-- Supplied records --
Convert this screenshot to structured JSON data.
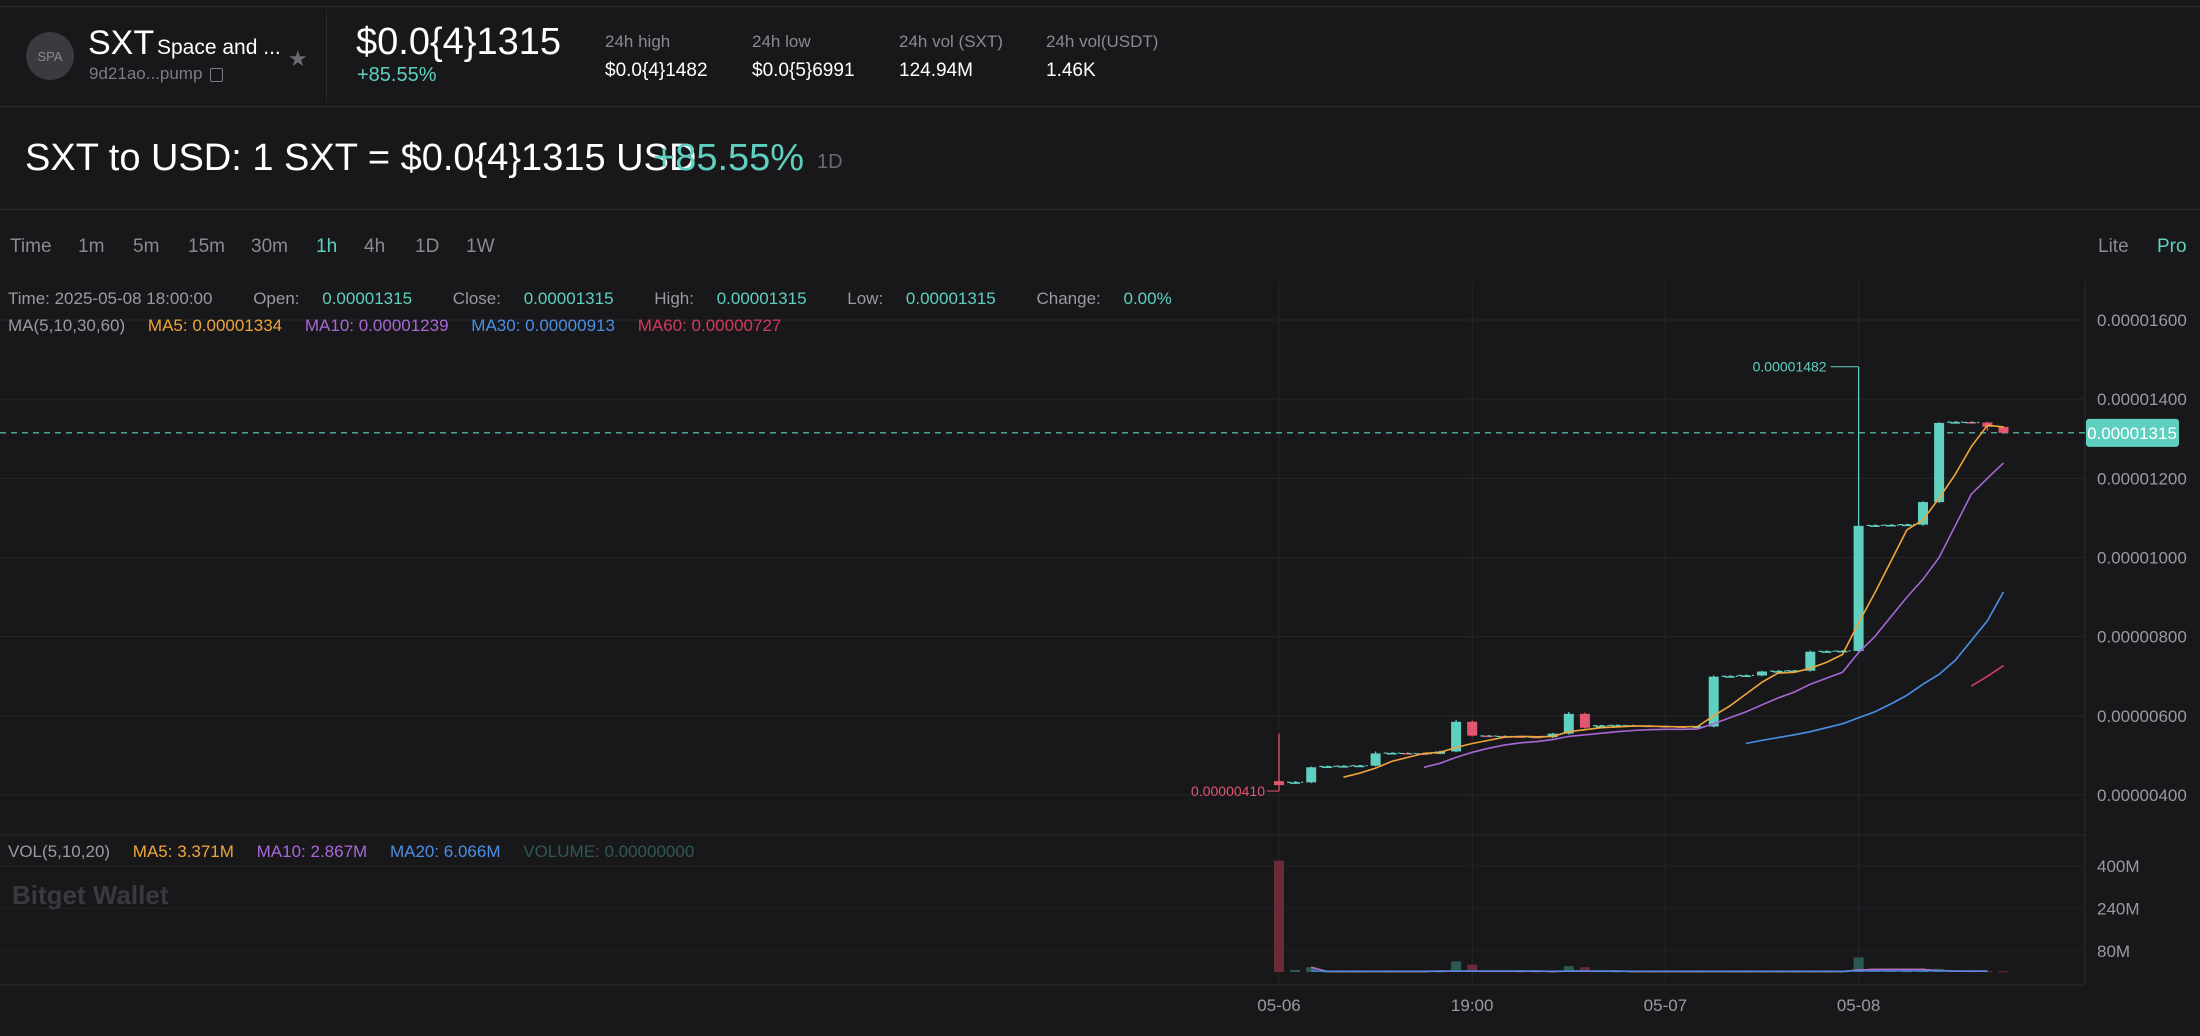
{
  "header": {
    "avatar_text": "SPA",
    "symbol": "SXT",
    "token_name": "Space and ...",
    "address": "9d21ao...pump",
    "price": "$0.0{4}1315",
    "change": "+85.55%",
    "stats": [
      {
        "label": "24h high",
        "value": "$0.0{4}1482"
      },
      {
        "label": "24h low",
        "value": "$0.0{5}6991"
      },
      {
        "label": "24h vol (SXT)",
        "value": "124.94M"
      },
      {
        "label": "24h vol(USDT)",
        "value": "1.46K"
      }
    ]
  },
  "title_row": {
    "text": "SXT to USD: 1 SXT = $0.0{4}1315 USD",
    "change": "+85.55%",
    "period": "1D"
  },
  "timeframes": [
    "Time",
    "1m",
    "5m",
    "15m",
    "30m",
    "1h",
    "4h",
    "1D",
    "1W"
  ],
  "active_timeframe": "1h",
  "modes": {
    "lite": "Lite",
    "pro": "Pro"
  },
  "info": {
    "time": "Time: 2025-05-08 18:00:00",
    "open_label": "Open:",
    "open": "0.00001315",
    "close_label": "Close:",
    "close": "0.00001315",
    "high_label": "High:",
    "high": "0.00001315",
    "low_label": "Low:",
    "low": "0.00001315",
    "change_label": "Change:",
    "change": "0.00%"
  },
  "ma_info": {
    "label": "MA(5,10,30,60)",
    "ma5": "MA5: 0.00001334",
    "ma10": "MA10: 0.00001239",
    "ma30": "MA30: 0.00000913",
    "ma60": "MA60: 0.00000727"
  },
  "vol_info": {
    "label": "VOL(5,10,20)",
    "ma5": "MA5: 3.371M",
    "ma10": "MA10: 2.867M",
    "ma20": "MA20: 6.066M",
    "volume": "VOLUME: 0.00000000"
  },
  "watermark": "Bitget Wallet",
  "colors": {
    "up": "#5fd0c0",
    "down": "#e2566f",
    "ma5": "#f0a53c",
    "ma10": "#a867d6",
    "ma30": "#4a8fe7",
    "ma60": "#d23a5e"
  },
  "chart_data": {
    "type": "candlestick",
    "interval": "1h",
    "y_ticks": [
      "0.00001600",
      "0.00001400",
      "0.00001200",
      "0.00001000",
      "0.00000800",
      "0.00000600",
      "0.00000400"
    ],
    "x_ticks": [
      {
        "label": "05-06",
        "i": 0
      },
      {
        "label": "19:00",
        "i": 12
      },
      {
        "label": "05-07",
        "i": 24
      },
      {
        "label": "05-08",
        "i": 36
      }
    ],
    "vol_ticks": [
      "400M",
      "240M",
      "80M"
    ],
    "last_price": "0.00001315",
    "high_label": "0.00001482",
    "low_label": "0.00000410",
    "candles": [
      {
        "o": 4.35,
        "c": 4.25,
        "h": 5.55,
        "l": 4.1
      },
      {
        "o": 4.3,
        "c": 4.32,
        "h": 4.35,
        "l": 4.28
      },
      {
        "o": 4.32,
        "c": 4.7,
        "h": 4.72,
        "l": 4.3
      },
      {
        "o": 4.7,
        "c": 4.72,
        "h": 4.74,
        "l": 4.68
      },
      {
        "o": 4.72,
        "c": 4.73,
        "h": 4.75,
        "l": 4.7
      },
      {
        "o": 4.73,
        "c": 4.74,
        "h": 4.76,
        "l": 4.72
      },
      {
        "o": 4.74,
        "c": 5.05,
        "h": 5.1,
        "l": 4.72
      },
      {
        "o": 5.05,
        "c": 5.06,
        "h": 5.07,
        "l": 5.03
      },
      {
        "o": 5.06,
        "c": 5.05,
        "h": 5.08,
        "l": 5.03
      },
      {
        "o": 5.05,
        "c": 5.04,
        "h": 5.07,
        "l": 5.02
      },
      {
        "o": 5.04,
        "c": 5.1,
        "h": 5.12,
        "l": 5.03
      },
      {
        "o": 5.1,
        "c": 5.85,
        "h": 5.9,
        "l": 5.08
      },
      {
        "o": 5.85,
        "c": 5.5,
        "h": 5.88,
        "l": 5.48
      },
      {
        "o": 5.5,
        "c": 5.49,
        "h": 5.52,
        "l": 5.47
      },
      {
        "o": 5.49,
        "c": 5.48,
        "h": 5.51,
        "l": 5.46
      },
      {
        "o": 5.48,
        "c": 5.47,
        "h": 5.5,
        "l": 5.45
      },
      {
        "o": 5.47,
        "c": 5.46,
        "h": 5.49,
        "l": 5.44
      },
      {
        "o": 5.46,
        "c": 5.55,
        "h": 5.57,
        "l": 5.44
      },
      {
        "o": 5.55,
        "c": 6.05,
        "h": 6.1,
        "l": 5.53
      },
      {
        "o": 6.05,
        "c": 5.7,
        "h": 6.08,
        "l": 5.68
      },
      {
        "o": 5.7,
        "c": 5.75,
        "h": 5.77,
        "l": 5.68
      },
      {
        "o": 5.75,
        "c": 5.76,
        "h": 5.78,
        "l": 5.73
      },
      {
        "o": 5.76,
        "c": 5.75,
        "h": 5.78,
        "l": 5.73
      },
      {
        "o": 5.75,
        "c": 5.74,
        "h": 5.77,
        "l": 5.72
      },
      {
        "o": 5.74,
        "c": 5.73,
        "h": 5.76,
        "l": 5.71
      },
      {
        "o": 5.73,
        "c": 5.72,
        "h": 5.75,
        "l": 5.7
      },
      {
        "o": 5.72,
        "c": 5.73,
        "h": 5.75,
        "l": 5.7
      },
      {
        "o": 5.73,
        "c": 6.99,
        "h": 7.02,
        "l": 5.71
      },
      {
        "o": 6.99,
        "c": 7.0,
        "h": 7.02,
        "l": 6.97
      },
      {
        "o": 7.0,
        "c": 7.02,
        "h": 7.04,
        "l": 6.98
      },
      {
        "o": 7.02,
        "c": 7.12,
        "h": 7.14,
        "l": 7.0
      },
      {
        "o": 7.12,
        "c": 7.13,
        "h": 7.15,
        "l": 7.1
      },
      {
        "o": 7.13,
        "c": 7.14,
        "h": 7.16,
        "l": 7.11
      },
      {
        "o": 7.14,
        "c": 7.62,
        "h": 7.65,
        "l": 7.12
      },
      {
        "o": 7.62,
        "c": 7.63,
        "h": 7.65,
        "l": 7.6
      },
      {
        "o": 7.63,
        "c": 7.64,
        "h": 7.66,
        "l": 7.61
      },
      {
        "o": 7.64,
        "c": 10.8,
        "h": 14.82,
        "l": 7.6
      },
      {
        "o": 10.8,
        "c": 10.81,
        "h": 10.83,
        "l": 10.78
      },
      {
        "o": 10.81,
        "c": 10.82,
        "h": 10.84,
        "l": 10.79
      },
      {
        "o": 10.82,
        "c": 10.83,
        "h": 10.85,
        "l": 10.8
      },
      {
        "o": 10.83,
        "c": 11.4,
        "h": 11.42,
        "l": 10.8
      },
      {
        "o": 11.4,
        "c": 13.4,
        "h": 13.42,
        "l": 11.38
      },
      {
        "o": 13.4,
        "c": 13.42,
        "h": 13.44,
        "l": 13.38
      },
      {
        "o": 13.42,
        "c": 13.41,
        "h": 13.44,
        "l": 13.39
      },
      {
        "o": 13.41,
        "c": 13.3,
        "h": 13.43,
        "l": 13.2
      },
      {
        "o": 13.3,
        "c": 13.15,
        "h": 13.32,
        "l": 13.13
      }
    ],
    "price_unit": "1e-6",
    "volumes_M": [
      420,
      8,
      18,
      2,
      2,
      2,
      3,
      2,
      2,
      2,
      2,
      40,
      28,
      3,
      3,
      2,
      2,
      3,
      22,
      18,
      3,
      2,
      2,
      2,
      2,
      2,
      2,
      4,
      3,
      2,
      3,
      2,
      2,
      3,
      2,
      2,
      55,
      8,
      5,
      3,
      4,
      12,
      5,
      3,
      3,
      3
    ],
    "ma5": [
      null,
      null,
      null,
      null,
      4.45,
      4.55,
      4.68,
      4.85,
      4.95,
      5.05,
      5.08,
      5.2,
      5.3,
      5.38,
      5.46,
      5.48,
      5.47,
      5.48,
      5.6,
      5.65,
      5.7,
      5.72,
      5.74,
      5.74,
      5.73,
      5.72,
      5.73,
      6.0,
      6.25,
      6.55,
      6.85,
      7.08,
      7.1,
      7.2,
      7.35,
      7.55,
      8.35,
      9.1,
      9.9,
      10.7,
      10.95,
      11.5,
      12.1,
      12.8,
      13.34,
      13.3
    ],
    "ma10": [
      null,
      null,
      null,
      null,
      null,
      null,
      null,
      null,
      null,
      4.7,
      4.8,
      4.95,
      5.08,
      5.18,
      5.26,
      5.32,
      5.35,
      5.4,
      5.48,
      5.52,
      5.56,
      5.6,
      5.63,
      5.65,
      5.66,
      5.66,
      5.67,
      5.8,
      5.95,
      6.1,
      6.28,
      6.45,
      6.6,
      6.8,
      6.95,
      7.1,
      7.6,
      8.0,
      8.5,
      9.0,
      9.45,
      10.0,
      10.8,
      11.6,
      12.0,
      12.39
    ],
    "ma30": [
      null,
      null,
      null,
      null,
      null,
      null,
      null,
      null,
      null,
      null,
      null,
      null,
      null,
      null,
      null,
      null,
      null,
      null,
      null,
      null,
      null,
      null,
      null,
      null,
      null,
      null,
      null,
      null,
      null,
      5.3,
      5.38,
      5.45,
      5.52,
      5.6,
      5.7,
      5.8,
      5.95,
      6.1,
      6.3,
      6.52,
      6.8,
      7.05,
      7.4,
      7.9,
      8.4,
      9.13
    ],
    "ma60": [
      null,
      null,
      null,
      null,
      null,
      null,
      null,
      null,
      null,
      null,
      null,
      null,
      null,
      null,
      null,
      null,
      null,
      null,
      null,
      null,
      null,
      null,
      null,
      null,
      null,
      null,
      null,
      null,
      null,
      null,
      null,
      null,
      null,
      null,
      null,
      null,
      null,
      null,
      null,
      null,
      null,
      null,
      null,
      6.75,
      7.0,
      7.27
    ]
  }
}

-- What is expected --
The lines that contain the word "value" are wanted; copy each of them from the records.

-- Answer to this task --
        "value": "$0.0{4}1482"
        "value": "$0.0{5}6991"
        "value": "124.94M"
        "value": "1.46K"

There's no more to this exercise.